“Put flesh on faith! Put flesh on faith!” is the call from Michael Frost in his latest offering “Incarnate: the Body of Christ in an Age of Disengagement” (Illinois: IVP, 2014). This book is so timely, so challenging and so refreshing. Incarnate is the next step for those waiting to see where the missional conversation is heading.
In true prophetic style Frost holds the heart of God and the hand of the world. He speaks of both the places to occupy and the postures necessary to grow radical and revolutionary expressions of love and grace in the midst of disengagement; so that vibrant disciples of Jesus may be the contrast community the world strikes against to discover it needs redemption and transformation.

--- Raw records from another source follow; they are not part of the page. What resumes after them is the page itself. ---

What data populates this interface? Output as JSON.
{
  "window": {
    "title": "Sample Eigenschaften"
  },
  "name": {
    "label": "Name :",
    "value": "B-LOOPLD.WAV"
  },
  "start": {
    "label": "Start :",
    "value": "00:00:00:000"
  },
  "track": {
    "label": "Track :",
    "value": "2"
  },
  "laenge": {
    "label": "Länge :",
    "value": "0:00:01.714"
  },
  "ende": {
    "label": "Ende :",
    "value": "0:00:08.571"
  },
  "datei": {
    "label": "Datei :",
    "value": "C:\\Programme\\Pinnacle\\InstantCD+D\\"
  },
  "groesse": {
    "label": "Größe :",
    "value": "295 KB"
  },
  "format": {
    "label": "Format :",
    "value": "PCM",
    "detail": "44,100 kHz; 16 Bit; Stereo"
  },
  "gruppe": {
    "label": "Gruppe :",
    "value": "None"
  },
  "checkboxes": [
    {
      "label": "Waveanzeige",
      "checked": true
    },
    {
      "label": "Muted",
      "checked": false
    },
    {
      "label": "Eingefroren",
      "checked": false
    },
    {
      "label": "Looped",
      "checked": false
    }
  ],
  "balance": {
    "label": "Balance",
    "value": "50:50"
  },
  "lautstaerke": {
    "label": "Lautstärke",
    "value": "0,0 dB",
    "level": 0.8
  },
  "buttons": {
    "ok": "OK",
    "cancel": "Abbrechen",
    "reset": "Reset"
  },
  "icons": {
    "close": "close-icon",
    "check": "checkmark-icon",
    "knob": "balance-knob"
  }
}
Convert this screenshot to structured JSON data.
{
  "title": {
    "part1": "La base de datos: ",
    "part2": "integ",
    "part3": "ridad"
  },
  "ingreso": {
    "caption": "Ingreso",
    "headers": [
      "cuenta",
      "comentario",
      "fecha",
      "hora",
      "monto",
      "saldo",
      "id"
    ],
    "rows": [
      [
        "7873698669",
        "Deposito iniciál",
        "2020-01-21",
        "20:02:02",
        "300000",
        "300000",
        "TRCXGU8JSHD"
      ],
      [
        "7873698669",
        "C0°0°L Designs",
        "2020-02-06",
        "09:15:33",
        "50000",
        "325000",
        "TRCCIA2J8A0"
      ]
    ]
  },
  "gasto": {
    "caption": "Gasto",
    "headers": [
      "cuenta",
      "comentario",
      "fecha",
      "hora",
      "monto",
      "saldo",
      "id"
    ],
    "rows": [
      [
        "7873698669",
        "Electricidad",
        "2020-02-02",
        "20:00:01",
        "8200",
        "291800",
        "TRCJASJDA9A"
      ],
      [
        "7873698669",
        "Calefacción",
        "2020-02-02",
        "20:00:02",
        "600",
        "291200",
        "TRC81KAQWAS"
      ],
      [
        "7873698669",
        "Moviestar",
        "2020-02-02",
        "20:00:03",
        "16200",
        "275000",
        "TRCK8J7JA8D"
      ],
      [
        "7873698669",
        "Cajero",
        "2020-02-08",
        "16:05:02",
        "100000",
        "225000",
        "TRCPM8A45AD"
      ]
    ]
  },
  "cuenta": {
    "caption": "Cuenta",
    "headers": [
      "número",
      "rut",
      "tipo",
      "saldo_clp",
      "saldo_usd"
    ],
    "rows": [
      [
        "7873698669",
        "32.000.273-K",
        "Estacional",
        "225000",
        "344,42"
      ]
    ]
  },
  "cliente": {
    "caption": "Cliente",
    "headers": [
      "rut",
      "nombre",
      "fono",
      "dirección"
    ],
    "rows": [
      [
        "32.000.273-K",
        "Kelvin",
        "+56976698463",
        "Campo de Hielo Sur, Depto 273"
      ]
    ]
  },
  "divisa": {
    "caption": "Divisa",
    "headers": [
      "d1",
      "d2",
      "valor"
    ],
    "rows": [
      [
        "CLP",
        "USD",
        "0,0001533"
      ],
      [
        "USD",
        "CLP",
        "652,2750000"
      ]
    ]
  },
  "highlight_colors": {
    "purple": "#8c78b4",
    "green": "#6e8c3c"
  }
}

In Incarnate, Frost presents the idea of the practice of “excarnation”. This is a practice of ancient cultures where flesh is stripped from a corpse in a burial ritual. To excarnate is to expose a dead body to practices or elements that literally melt the flesh off, leaving only a skeleton that resembles something once living. Frost uses “excarnation” as a metaphor or better yet a descriptor of behaviour that removes self, presence and the embodiment of life from the real world, of those who choose to ‘live’ virtual lives in a virtual world. Frost calls disciples of Jesus beyond shrinking into a dualistic and excarnational Christian ghetto of consumerist worship or sprinkling religious pixy dust over the complexities, indulgences, disengagements and dislocations of virtual life. His is a call to humanize the Christian experience by being authentic and incarnationally engaged to transform the world. Christians are challenged to be vibrant followers of Jesus, disciples who are committed to incarnate the life of Christ, rather than coalesce to a virtual, disengaged or domesticated religious existence.
Incarnate critiques the ‘virtual’ experiences and pitfalls of 21st century culture. Frost offers a prophetic analysis of the postmodern preoccupation with technology, social media, the virtual worlds of virtual experiences, addictions to media, screens and technology that give rise to a semblance of living without life. He then calls forward the old, old story to be lived out in radical, authentic and meaningfully engaged ways rather than indulging ourselves in the dualism of consumerist worship within the Christian ghetto, or capitulating to the zeitgeist of excarnational living.
In this book Michael does more than just an expose’ on the missional Jesus (Jesus the Fool), or offer a critique of the church that calls for a radical and revolutionary to shift from orthodoxy to orthopraxy (The Shaping of Things to Come), or articulate some principles to remind the church how to live out its faith in a hostile world (Exiles), or call the church to revisit core Christological convictions as the basis for missional engagement (ReJesus), or develop a theology of risk and missional adventure (The Faith of Leap) or call the church to examine every element of its existence in the light of the mission of Christ (The Road to Missional). Incarnate is nothing less than a brilliant, prophetic, contemporary, contextualised discipleship manual.
Incarnate calls disciples of Jesus to a put aside dualistic theological constructs, addictions to technology and rampant individualism that threaten to excarnate their existence with rootless, hollow, disembodied and disconnected lives. In the biblical world this is the sort of faith that has the entire religious trimming and piety package yet lacks authentic Christ centred power; it is a form of godliness that lacks power (2Tim3:5). Frost’s is a call for disciples to live the authentic, gospel powered, Christ centred, faith saturated, kingdom focussed, engaged, transformed and incarnate lives.
Given Frost is so widely read, well informed and culturally adept, Incarnate is a resource full of insights, meaningful research and content sourced from leading academics and scholars from many disciplines. The text is spliced together in a way that is both an engaging read and full of helpful narrative to mediate the content. Incarnate is accessible and applicable to readers across the spectrum from the theologically trained professional to the new believer. In my opinion Incarnate is a must read for all ministers and those serious about making an impact for Christ in the world today.
- Format: Kindle Edition
- File Size: 1543 KB
- Print Length: 240 pages
- Publisher: IVP Books (10 February 2014)
- Sold by: Amazon Australia Services, Inc.
- Language: English
- ASIN: B00HUCPPYW
- Text-to-Speech: Enabled
- Word Wise: Enabled
- Customer Reviews: 15 customer ratings
- Amazon Bestsellers Rank: #531,603 Paid in Kindle Store (See Top 100 Paid in Kindle Store)